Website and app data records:
((
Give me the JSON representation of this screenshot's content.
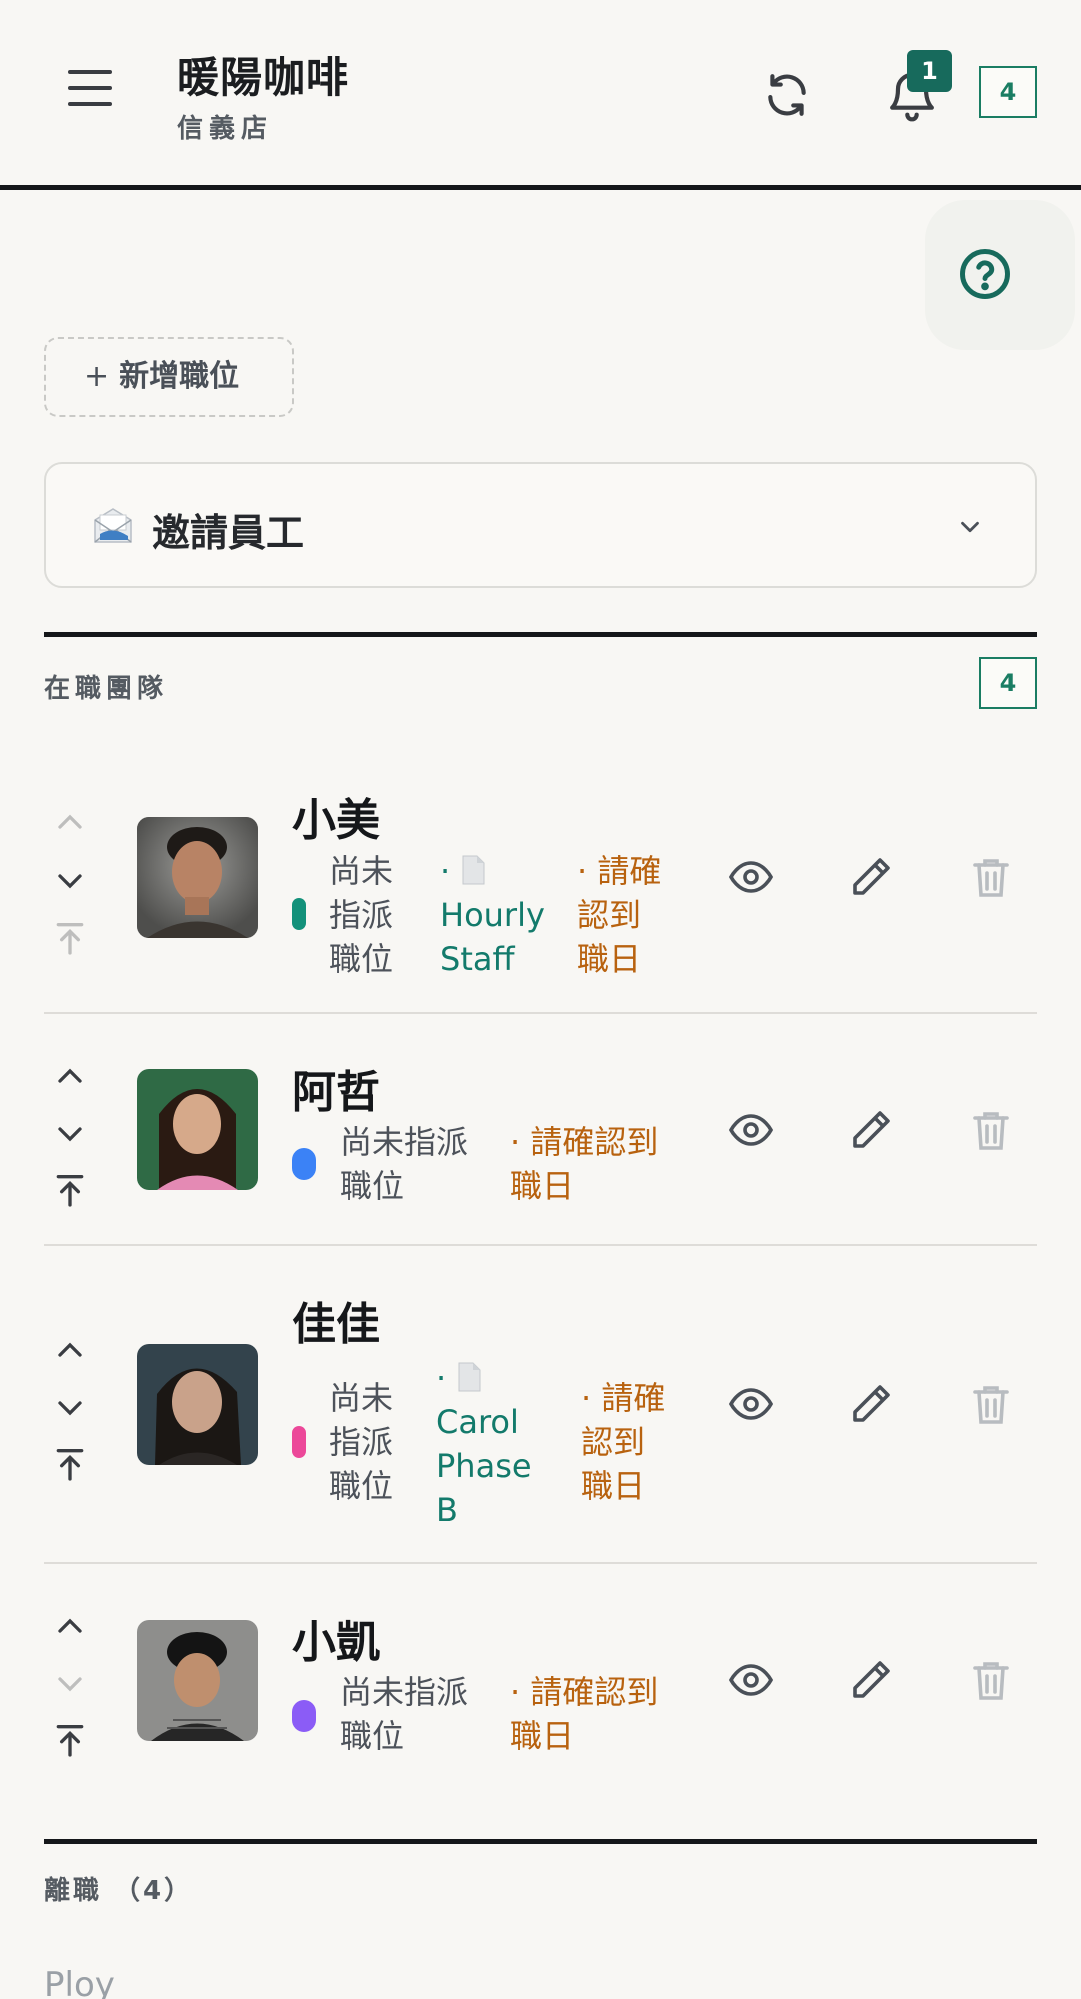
{
  "header": {
    "title": "暖陽咖啡",
    "subtitle": "信義店",
    "notification_count": "1",
    "team_count": "4"
  },
  "actions": {
    "add_role_label": "新增職位",
    "invite_label": "邀請員工"
  },
  "active_team": {
    "label": "在職團隊",
    "count": "4",
    "members": [
      {
        "name": "小美",
        "color": "#13917a",
        "position_lines": [
          "尚未",
          "指派",
          "職位"
        ],
        "template_lines": [
          "·",
          "Hourly",
          "Staff"
        ],
        "status_lines": [
          "· 請確",
          "認到",
          "職日"
        ]
      },
      {
        "name": "阿哲",
        "color": "#3b82f6",
        "position_lines": [
          "尚未指派",
          "職位"
        ],
        "status_lines": [
          "· 請確認到",
          "職日"
        ]
      },
      {
        "name": "佳佳",
        "color": "#ec4899",
        "position_lines": [
          "尚未",
          "指派",
          "職位"
        ],
        "template_lines": [
          "·",
          "Carol",
          "Phase",
          "B"
        ],
        "status_lines": [
          "· 請確",
          "認到",
          "職日"
        ]
      },
      {
        "name": "小凱",
        "color": "#8b5cf6",
        "position_lines": [
          "尚未指派",
          "職位"
        ],
        "status_lines": [
          "· 請確認到",
          "職日"
        ]
      }
    ]
  },
  "departed": {
    "label": "離職 （4）",
    "first_item_text": "Ploy"
  },
  "icons": {
    "menu": "menu-icon",
    "refresh": "refresh-icon",
    "bell": "bell-icon",
    "help": "help-icon",
    "invite": "envelope-icon",
    "chevron": "chevron-down-icon",
    "view": "eye-icon",
    "edit": "pencil-icon",
    "delete": "trash-icon",
    "move_up": "chevron-up-icon",
    "move_down": "chevron-down-icon",
    "move_top": "move-to-top-icon",
    "document": "document-icon"
  },
  "colors": {
    "accent": "#176a5c",
    "status_warning": "#b8620f",
    "template_link": "#137a6b"
  }
}
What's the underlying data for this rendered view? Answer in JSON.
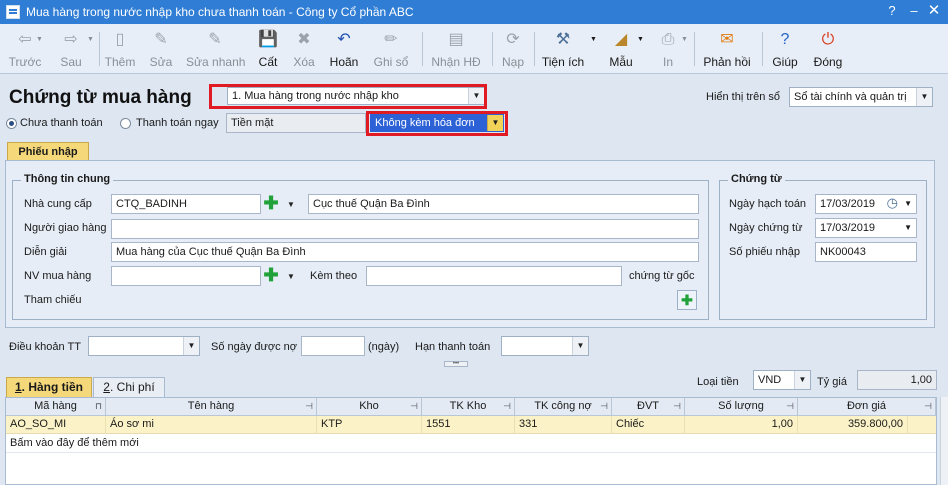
{
  "window": {
    "title": "Mua hàng trong nước nhập kho chưa thanh toán - Công ty Cổ phần ABC",
    "controls": [
      "?",
      "–",
      "□",
      "✕"
    ]
  },
  "toolbar": {
    "buttons": [
      {
        "label": "Trước",
        "icon": "arrow-left-icon",
        "enabled": false
      },
      {
        "label": "Sau",
        "icon": "arrow-right-icon",
        "enabled": false
      },
      {
        "label": "Thêm",
        "icon": "new-document-icon",
        "enabled": false
      },
      {
        "label": "Sửa",
        "icon": "edit-document-icon",
        "enabled": false
      },
      {
        "label": "Sửa nhanh",
        "icon": "quick-edit-icon",
        "enabled": false
      },
      {
        "label": "Cất",
        "icon": "save-icon",
        "enabled": true
      },
      {
        "label": "Xóa",
        "icon": "delete-icon",
        "enabled": false
      },
      {
        "label": "Hoãn",
        "icon": "undo-icon",
        "enabled": true
      },
      {
        "label": "Ghi sổ",
        "icon": "pencil-icon",
        "enabled": false
      },
      {
        "label": "Nhận HĐ",
        "icon": "invoice-icon",
        "enabled": false
      },
      {
        "label": "Nạp",
        "icon": "reload-icon",
        "enabled": false
      },
      {
        "label": "Tiện ích",
        "icon": "tools-icon",
        "enabled": true
      },
      {
        "label": "Mẫu",
        "icon": "template-icon",
        "enabled": true
      },
      {
        "label": "In",
        "icon": "print-icon",
        "enabled": false
      },
      {
        "label": "Phản hồi",
        "icon": "mail-icon",
        "enabled": true
      },
      {
        "label": "Giúp",
        "icon": "help-icon",
        "enabled": true
      },
      {
        "label": "Đóng",
        "icon": "close-icon",
        "enabled": true
      }
    ]
  },
  "header": {
    "title": "Chứng từ mua hàng",
    "purchase_type": "1. Mua hàng trong nước nhập kho",
    "display_label": "Hiển thị trên sổ",
    "display_value": "Sổ tài chính và quản trị",
    "radio_unpaid": "Chưa thanh toán",
    "radio_paid": "Thanh toán ngay",
    "payment_method": "Tiền mặt",
    "invoice_option": "Không kèm hóa đơn"
  },
  "tab_phieu_nhap": "Phiếu nhập",
  "general": {
    "legend": "Thông tin chung",
    "supplier_label": "Nhà cung cấp",
    "supplier_code": "CTQ_BADINH",
    "supplier_name": "Cục thuế Quận Ba Đình",
    "deliverer_label": "Người giao hàng",
    "deliverer_value": "",
    "description_label": "Diễn giải",
    "description_value": "Mua hàng của Cục thuế Quận Ba Đình",
    "buyer_label": "NV mua hàng",
    "buyer_value": "",
    "attach_label": "Kèm theo",
    "attach_value": "",
    "attach_suffix": "chứng từ gốc",
    "reference_label": "Tham chiếu"
  },
  "voucher": {
    "legend": "Chứng từ",
    "posting_date_label": "Ngày hạch toán",
    "posting_date": "17/03/2019",
    "voucher_date_label": "Ngày chứng từ",
    "voucher_date": "17/03/2019",
    "receipt_no_label": "Số phiếu nhập",
    "receipt_no": "NK00043"
  },
  "terms": {
    "payment_terms_label": "Điều khoản TT",
    "payment_terms": "",
    "credit_days_label": "Số ngày được nợ",
    "credit_days": "",
    "days_unit": "(ngày)",
    "due_date_label": "Hạn thanh toán",
    "due_date": ""
  },
  "detail_tabs": {
    "tab1_key": "1",
    "tab1_rest": ". Hàng tiền",
    "tab2_key": "2",
    "tab2_rest": ". Chi phí",
    "currency_label": "Loại tiền",
    "currency": "VND",
    "rate_label": "Tỷ giá",
    "rate": "1,00"
  },
  "grid": {
    "columns": [
      "Mã hàng",
      "Tên hàng",
      "Kho",
      "TK Kho",
      "TK công nợ",
      "ĐVT",
      "Số lượng",
      "Đơn giá"
    ],
    "rows": [
      [
        "AO_SO_MI",
        "Áo sơ mi",
        "KTP",
        "1551",
        "331",
        "Chiếc",
        "1,00",
        "359.800,00"
      ]
    ],
    "add_new": "Bấm vào đây để thêm mới"
  },
  "colors": {
    "titlebar": "#2f7dd4",
    "highlight": "#e01b24",
    "selected_combo": "#2d62d6",
    "active_tab": "#f4d87a",
    "row_highlight": "#fbf3c7"
  }
}
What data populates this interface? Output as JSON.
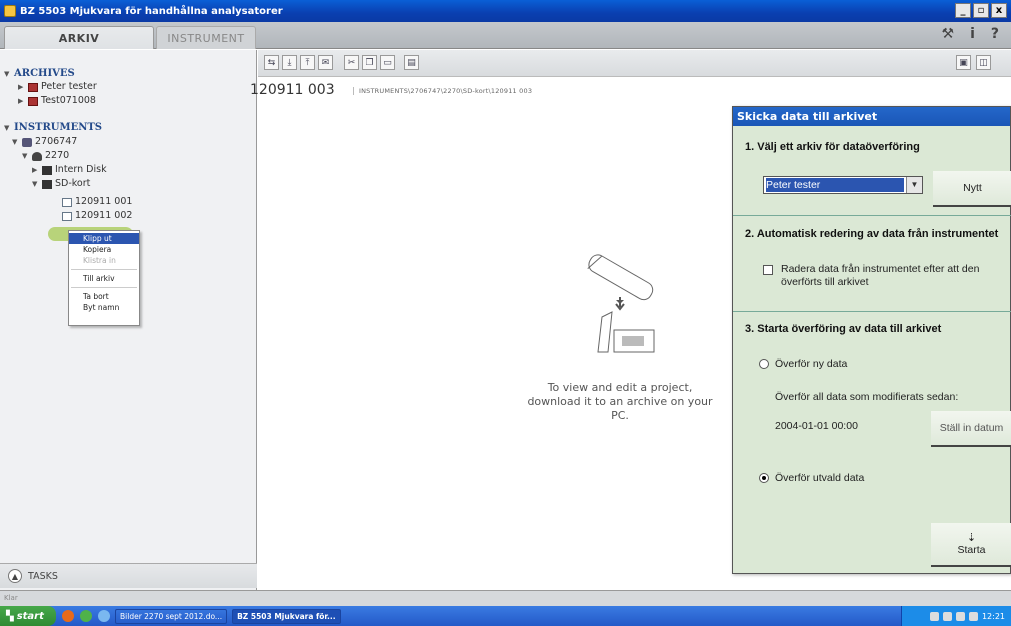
{
  "window": {
    "title": "BZ 5503 Mjukvara för handhållna analysatorer",
    "btn_min": "_",
    "btn_max": "▫",
    "btn_close": "x"
  },
  "tabs": {
    "arkiv": "ARKIV",
    "instrument": "INSTRUMENT"
  },
  "top_icons": {
    "tools": "⚒",
    "info": "i",
    "help": "?"
  },
  "sidebar": {
    "archives_title": "ARCHIVES",
    "archives": [
      "Peter tester",
      "Test071008"
    ],
    "instruments_title": "INSTRUMENTS",
    "instrument_id": "2706747",
    "user": "2270",
    "intern_disk": "Intern Disk",
    "sd_kort": "SD-kort",
    "files": [
      "120911 001",
      "120911 002"
    ],
    "tasks": "TASKS"
  },
  "context_menu": {
    "items": [
      "Klipp ut",
      "Kopiera",
      "Klistra in",
      "Till arkiv",
      "Ta bort",
      "Byt namn"
    ]
  },
  "main": {
    "project_id": "120911 003",
    "project_path": "INSTRUMENTS\\2706747\\2270\\SD-kort\\120911 003",
    "hint": "To view and edit a project, download it to an archive on your PC."
  },
  "dialog": {
    "title": "Skicka data till arkivet",
    "sec1": "1.  Välj ett arkiv för dataöverföring",
    "archive_selected": "Peter tester",
    "new_button": "Nytt",
    "sec2": "2.  Automatisk redering av data från instrumentet",
    "delete_checkbox_label": "Radera data från instrumentet efter att den överförts till arkivet",
    "sec3": "3.  Starta överföring av data till arkivet",
    "radio_new": "Överför ny data",
    "modified_since": "Överför all data som modifierats sedan:",
    "date": "2004-01-01 00:00",
    "set_date_button": "Ställ in datum",
    "radio_selected": "Överför utvald data",
    "start_button": "Starta"
  },
  "statusbar": {
    "text": "Klar"
  },
  "taskbar": {
    "start": "start",
    "tasks": [
      "Bilder 2270 sept 2012.do...",
      "BZ 5503 Mjukvara för..."
    ],
    "clock": "12:21"
  }
}
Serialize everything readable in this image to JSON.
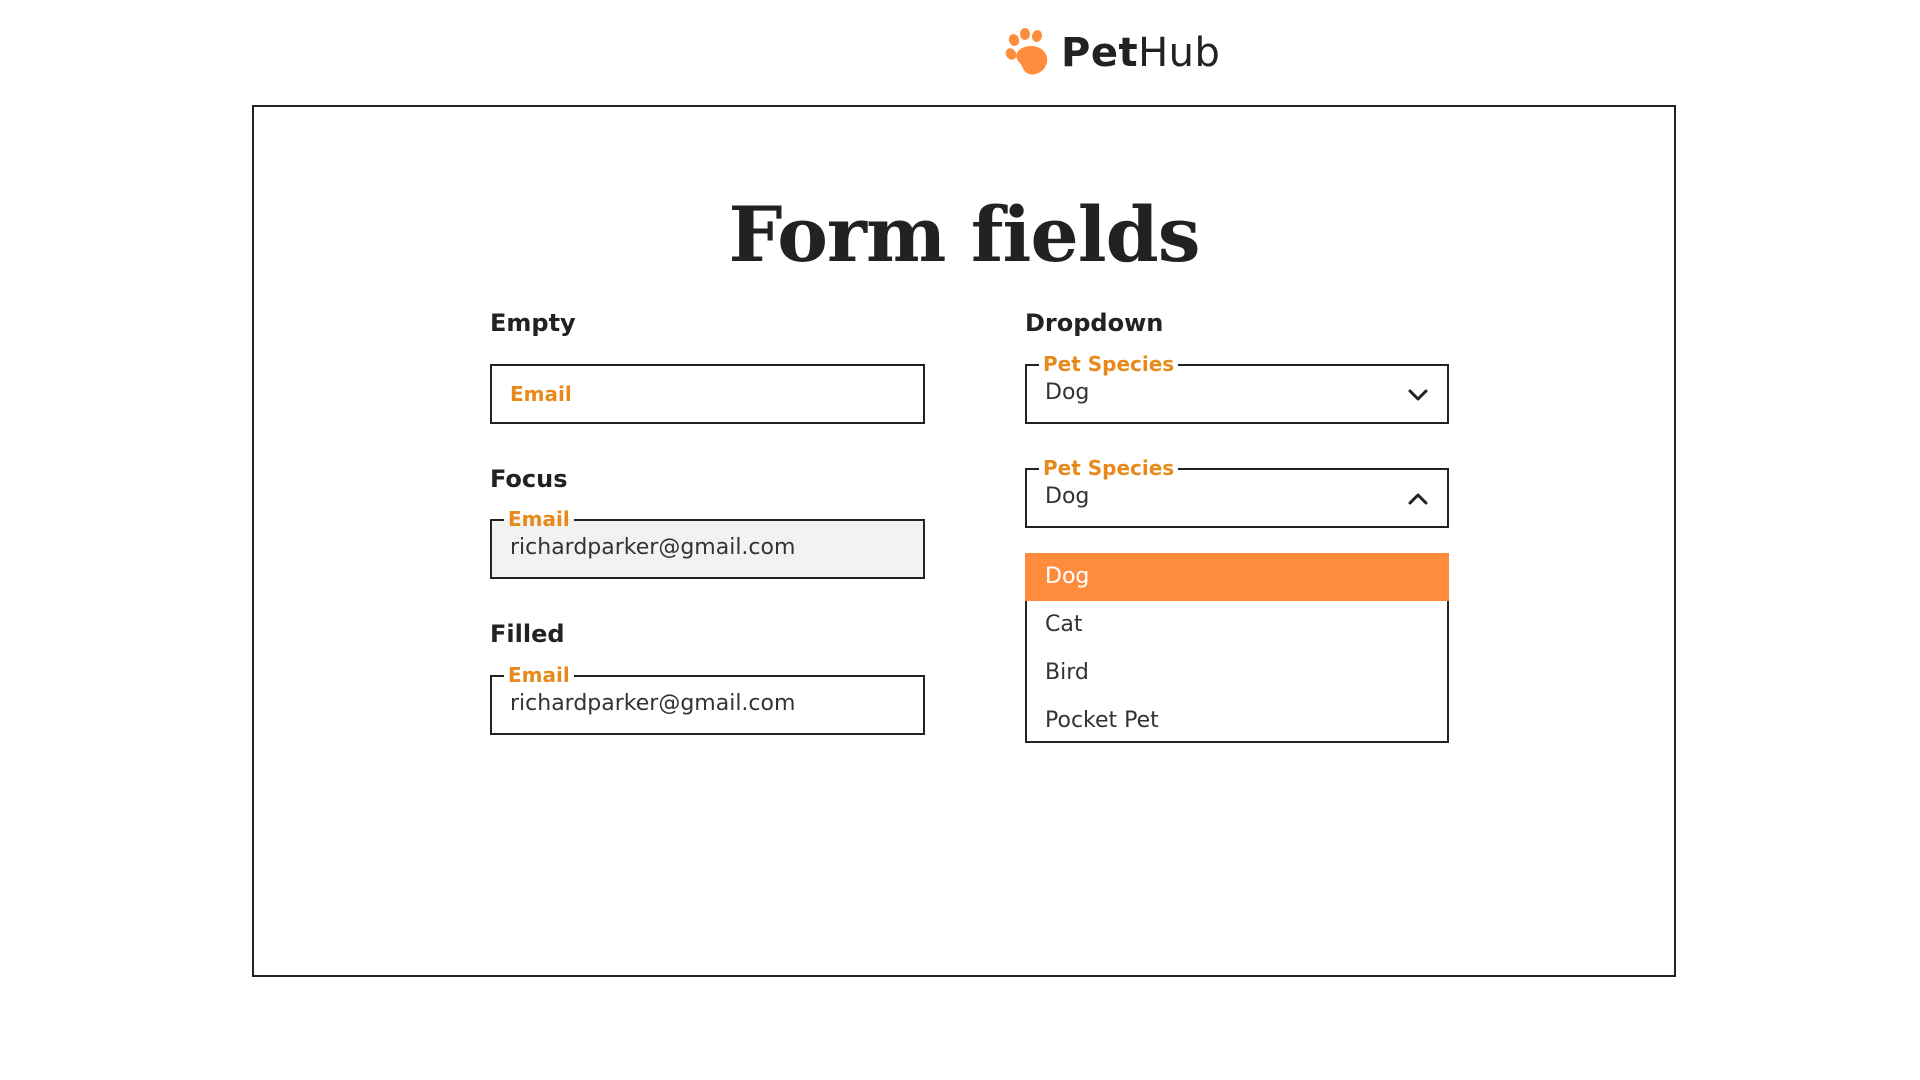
{
  "brand": {
    "name_bold": "Pet",
    "name_light": "Hub",
    "accent_color": "#ff8c3d",
    "label_color": "#e8891a"
  },
  "page": {
    "title": "Form fields"
  },
  "sections": {
    "empty": {
      "label": "Empty",
      "placeholder": "Email"
    },
    "focus": {
      "label": "Focus",
      "field_label": "Email",
      "value": "richardparker@gmail.com"
    },
    "filled": {
      "label": "Filled",
      "field_label": "Email",
      "value": "richardparker@gmail.com"
    },
    "dropdown": {
      "label": "Dropdown",
      "closed": {
        "field_label": "Pet Species",
        "value": "Dog",
        "icon": "chevron-down-icon"
      },
      "open": {
        "field_label": "Pet Species",
        "value": "Dog",
        "icon": "chevron-up-icon"
      },
      "options": [
        "Dog",
        "Cat",
        "Bird",
        "Pocket Pet"
      ],
      "selected_option": "Dog"
    }
  }
}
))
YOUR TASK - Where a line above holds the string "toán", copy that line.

YOUR SOLUTION -
    "title": "Mua hàng trong nước nhập kho chưa thanh toán - Công ty Cổ phần ABC",
    "radio_unpaid": "Chưa thanh toán",
    "radio_paid": "Thanh toán ngay",
    "posting_date_label": "Ngày hạch toán",
    "due_date_label": "Hạn thanh toán",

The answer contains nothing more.